“Imposing this charge will reduce the traffic that has options not to travel through Delhi immediately. It will also create conditions for traffic that is not destined for the city, to look for alternative routes”, she added. 

CSE recommends a number of urgent steps before winter
CSE welcomes the fact that key urgent measures that can make a difference in the short term have been taken on board and recommended to the Supreme Court by Harish Salve and the EPCA. 

Implementation of a pollution compensatory charge on all light and heavy-duty trucks entering Delhi as an additional charge to the MCD toll. This should be done as a way to equalize the difference between toll roads and travel through Delhi. Taxis are being exempted as they provide options for public travel. Similarly, in category two buses should also be exempted as there is need to make this travel cheaper and viable to take away from private car travel.

There is a need to implement Radio-Frequency Identification (RFID) on trucks: The RFID scheme will enable electronic payment and to track them electronically as they pass through the tollbooths. This will help to identify non-destined trucks with greater precision and make management easier.  NHAI has directed nationwide roll out of RFID for commercial vehicles, but implementation is slow. This can be easily implemented in Delhi, as technology is available and relatively cheap to install on every truck. The contract given by MCD to the private operator includes the provision to move towards RFID, but no deadline has been given.

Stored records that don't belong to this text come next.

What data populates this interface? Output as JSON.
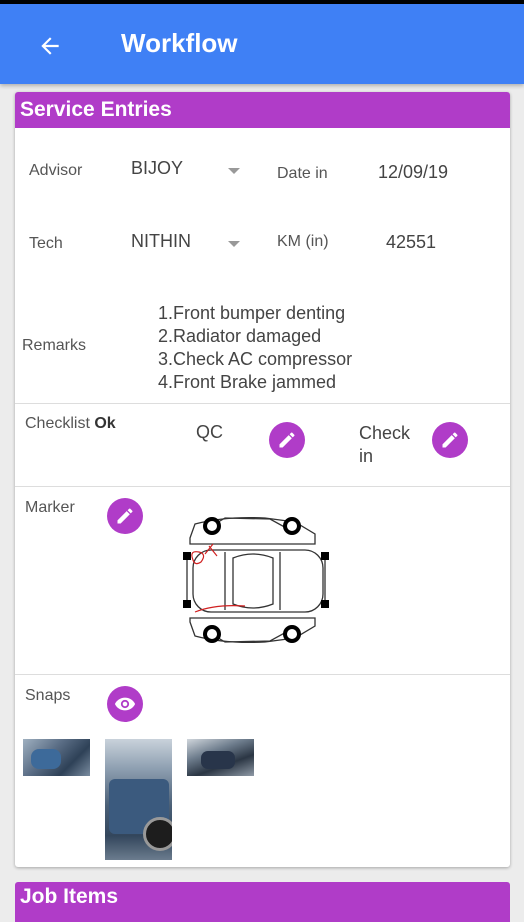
{
  "appbar": {
    "title": "Workflow",
    "back_icon": "arrow-left-icon"
  },
  "service": {
    "header": "Service Entries",
    "advisor_label": "Advisor",
    "advisor_value": "BIJOY",
    "date_label": "Date in",
    "date_value": "12/09/19",
    "tech_label": "Tech",
    "tech_value": "NITHIN",
    "km_label": "KM (in)",
    "km_value": "42551",
    "remarks_label": "Remarks",
    "remarks": [
      "1.Front bumper denting",
      "2.Radiator damaged",
      "3.Check AC compressor",
      "4.Front Brake jammed"
    ],
    "checklist_label": "Checklist",
    "checklist_status": "Ok",
    "qc_label": "QC",
    "checkin_label_1": "Check",
    "checkin_label_2": "in",
    "marker_label": "Marker",
    "snaps_label": "Snaps"
  },
  "job_items": {
    "header": "Job Items"
  },
  "colors": {
    "appbar": "#3f80f5",
    "accent": "#b03cc8",
    "marker_ink": "#d02020"
  },
  "icons": {
    "edit": "pencil-icon",
    "view": "eye-icon",
    "dropdown": "caret-down-icon"
  }
}
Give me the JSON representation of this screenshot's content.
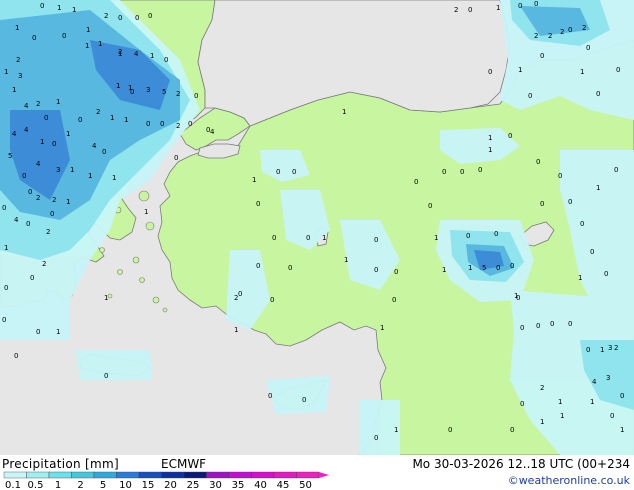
{
  "footer": {
    "title": "Precipitation [mm]",
    "model": "ECMWF",
    "datetime": "Mo 30-03-2026 12..18 UTC (00+234",
    "credit": "©weatheronline.co.uk"
  },
  "legend": {
    "labels": [
      "0.1",
      "0.5",
      "1",
      "2",
      "5",
      "10",
      "15",
      "20",
      "25",
      "30",
      "35",
      "40",
      "45",
      "50"
    ],
    "colors": [
      "#c8f5f8",
      "#a0eef2",
      "#70dfe8",
      "#44c8dc",
      "#34a8dc",
      "#2a7cd4",
      "#1a4fc0",
      "#10309a",
      "#0c1a78",
      "#9c14c8",
      "#c010d8",
      "#d80ec8",
      "#e818c0",
      "#f020c0"
    ]
  },
  "map_colors": {
    "sea": "#e6e6e6",
    "land_rain_free": "#c8f5a0",
    "precip_light": "#c8f5f8",
    "precip_moderate": "#90e4ee",
    "precip_heavy": "#58b8e0",
    "precip_heaviest": "#3c8cd8",
    "coastline": "#7a7a7a",
    "labels": "#000000"
  },
  "precip_values": [
    {
      "v": "0"
    },
    {
      "v": "1"
    },
    {
      "v": "1"
    },
    {
      "v": "2"
    },
    {
      "v": "0"
    },
    {
      "v": "1"
    },
    {
      "v": "0"
    },
    {
      "v": "1"
    },
    {
      "v": "2"
    },
    {
      "v": "4"
    },
    {
      "v": "1"
    },
    {
      "v": "0"
    },
    {
      "v": "2"
    },
    {
      "v": "1"
    },
    {
      "v": "3"
    },
    {
      "v": "5"
    },
    {
      "v": "3"
    },
    {
      "v": "1"
    },
    {
      "v": "1"
    },
    {
      "v": "2"
    },
    {
      "v": "0"
    },
    {
      "v": "1"
    },
    {
      "v": "4"
    },
    {
      "v": "1"
    },
    {
      "v": "2"
    },
    {
      "v": "1"
    },
    {
      "v": "1"
    },
    {
      "v": "4"
    },
    {
      "v": "2"
    },
    {
      "v": "4"
    },
    {
      "v": "1"
    },
    {
      "v": "5"
    },
    {
      "v": "4"
    },
    {
      "v": "3"
    },
    {
      "v": "1"
    },
    {
      "v": "1"
    },
    {
      "v": "2"
    },
    {
      "v": "2"
    },
    {
      "v": "1"
    },
    {
      "v": "4"
    },
    {
      "v": "0"
    },
    {
      "v": "2"
    },
    {
      "v": "0"
    },
    {
      "v": "0"
    },
    {
      "v": "1"
    },
    {
      "v": "2"
    },
    {
      "v": "0"
    },
    {
      "v": "1"
    },
    {
      "v": "0"
    },
    {
      "v": "0"
    },
    {
      "v": "1"
    },
    {
      "v": "0"
    },
    {
      "v": "2"
    },
    {
      "v": "1"
    },
    {
      "v": "0"
    },
    {
      "v": "0"
    },
    {
      "v": "1"
    },
    {
      "v": "0"
    },
    {
      "v": "0"
    },
    {
      "v": "1"
    },
    {
      "v": "0"
    },
    {
      "v": "0"
    },
    {
      "v": "0"
    },
    {
      "v": "1"
    },
    {
      "v": "0"
    },
    {
      "v": "0"
    },
    {
      "v": "1"
    },
    {
      "v": "0"
    },
    {
      "v": "0"
    },
    {
      "v": "0"
    },
    {
      "v": "0"
    },
    {
      "v": "1"
    },
    {
      "v": "1"
    },
    {
      "v": "0"
    },
    {
      "v": "0"
    },
    {
      "v": "1"
    },
    {
      "v": "5"
    },
    {
      "v": "0"
    },
    {
      "v": "0"
    },
    {
      "v": "1"
    },
    {
      "v": "0"
    },
    {
      "v": "2"
    },
    {
      "v": "0"
    },
    {
      "v": "1"
    },
    {
      "v": "0"
    },
    {
      "v": "0"
    },
    {
      "v": "0"
    },
    {
      "v": "1"
    },
    {
      "v": "0"
    },
    {
      "v": "0"
    },
    {
      "v": "1"
    },
    {
      "v": "0"
    },
    {
      "v": "0"
    },
    {
      "v": "2"
    },
    {
      "v": "0"
    },
    {
      "v": "2"
    },
    {
      "v": "1"
    },
    {
      "v": "0"
    },
    {
      "v": "0"
    },
    {
      "v": "0"
    },
    {
      "v": "0"
    },
    {
      "v": "1"
    },
    {
      "v": "0"
    },
    {
      "v": "0"
    },
    {
      "v": "0"
    },
    {
      "v": "0"
    },
    {
      "v": "0"
    },
    {
      "v": "0"
    },
    {
      "v": "1"
    },
    {
      "v": "0"
    },
    {
      "v": "0"
    },
    {
      "v": "1"
    },
    {
      "v": "0"
    },
    {
      "v": "0"
    },
    {
      "v": "0"
    },
    {
      "v": "0"
    },
    {
      "v": "0"
    },
    {
      "v": "1"
    },
    {
      "v": "2"
    },
    {
      "v": "2"
    },
    {
      "v": "3"
    },
    {
      "v": "4"
    },
    {
      "v": "2"
    },
    {
      "v": "0"
    },
    {
      "v": "2"
    },
    {
      "v": "3"
    },
    {
      "v": "0"
    },
    {
      "v": "0"
    },
    {
      "v": "1"
    },
    {
      "v": "0"
    },
    {
      "v": "0"
    },
    {
      "v": "1"
    },
    {
      "v": "0"
    },
    {
      "v": "0"
    },
    {
      "v": "0"
    },
    {
      "v": "1"
    },
    {
      "v": "1"
    },
    {
      "v": "0"
    },
    {
      "v": "0"
    },
    {
      "v": "0"
    },
    {
      "v": "1"
    },
    {
      "v": "1"
    },
    {
      "v": "1"
    },
    {
      "v": "0"
    },
    {
      "v": "0"
    },
    {
      "v": "0"
    },
    {
      "v": "0"
    },
    {
      "v": "0"
    },
    {
      "v": "1"
    },
    {
      "v": "0"
    },
    {
      "v": "0"
    },
    {
      "v": "4"
    },
    {
      "v": "0"
    },
    {
      "v": "0"
    },
    {
      "v": "0"
    },
    {
      "v": "1"
    },
    {
      "v": "2"
    },
    {
      "v": "0"
    },
    {
      "v": "1"
    },
    {
      "v": "1"
    },
    {
      "v": "0"
    },
    {
      "v": "0"
    },
    {
      "v": "0"
    },
    {
      "v": "0"
    },
    {
      "v": "1"
    },
    {
      "v": "0"
    },
    {
      "v": "4"
    },
    {
      "v": "0"
    },
    {
      "v": "1"
    }
  ]
}
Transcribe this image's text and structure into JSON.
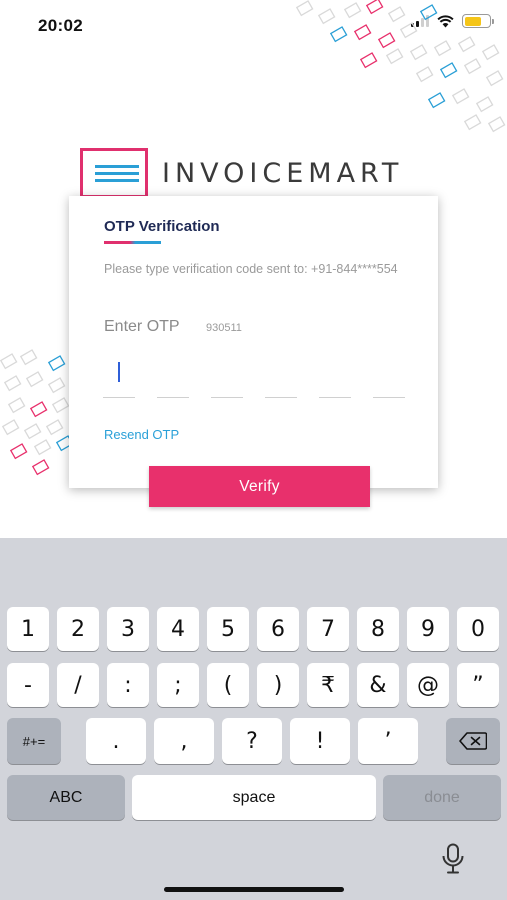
{
  "status_bar": {
    "time": "20:02",
    "icons": [
      "signal-icon",
      "wifi-icon",
      "battery-icon"
    ],
    "battery_color": "#f5c518"
  },
  "brand": {
    "name": "INVOICEMART",
    "logo_icon": "hamburger-logo-icon",
    "primary_color": "#e0306e",
    "secondary_color": "#2a9fd6"
  },
  "otp_card": {
    "title": "OTP Verification",
    "description": "Please type verification code sent to: +91-844****554",
    "label": "Enter OTP",
    "hint": "930511",
    "digits": [
      "",
      "",
      "",
      "",
      "",
      ""
    ],
    "resend_label": "Resend OTP",
    "verify_label": "Verify"
  },
  "keyboard": {
    "row1": [
      "1",
      "2",
      "3",
      "4",
      "5",
      "6",
      "7",
      "8",
      "9",
      "0"
    ],
    "row2": [
      "-",
      "/",
      ":",
      ";",
      "(",
      ")",
      "₹",
      "&",
      "@",
      "”"
    ],
    "row3_mode": "#+=",
    "row3": [
      ".",
      ",",
      "?",
      "!",
      "’"
    ],
    "delete_icon": "backspace-icon",
    "abc_label": "ABC",
    "space_label": "space",
    "done_label": "done",
    "mic_icon": "microphone-icon"
  }
}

Clearly, there is no incentive for the operator to move towards RFID, which would reduce the dealings in cash considerably. 

There is a need to introduce Bharat Stage IV emissions standards nation-wide by April 2016: Emissions levels from trucks cannot be lowered effectively if trucks continue to run on outdated technology and highly polluting fuel. The current Bharat Stage III standards that apply to trucks across the country are 15 years behind Europe. As trucks have a 15-year life, any delay in bringing in better technology or fuel, means more polluting on-road vehicles. Cleaner fuel is also required nationwide as trucks travel long distances. The current draft standards issued by the Ministry of Surface Transport and Highways require inter-state (truck) traffic to move to Bharat Stage IV only in April 2017. This delay is unacceptable. 

• For further information or interviews, please contact Vrinda Nagar, CSE Media Resource Centre, at 9654106253/

• For the Fact Sheet on the CSE study and other related documents, please visit and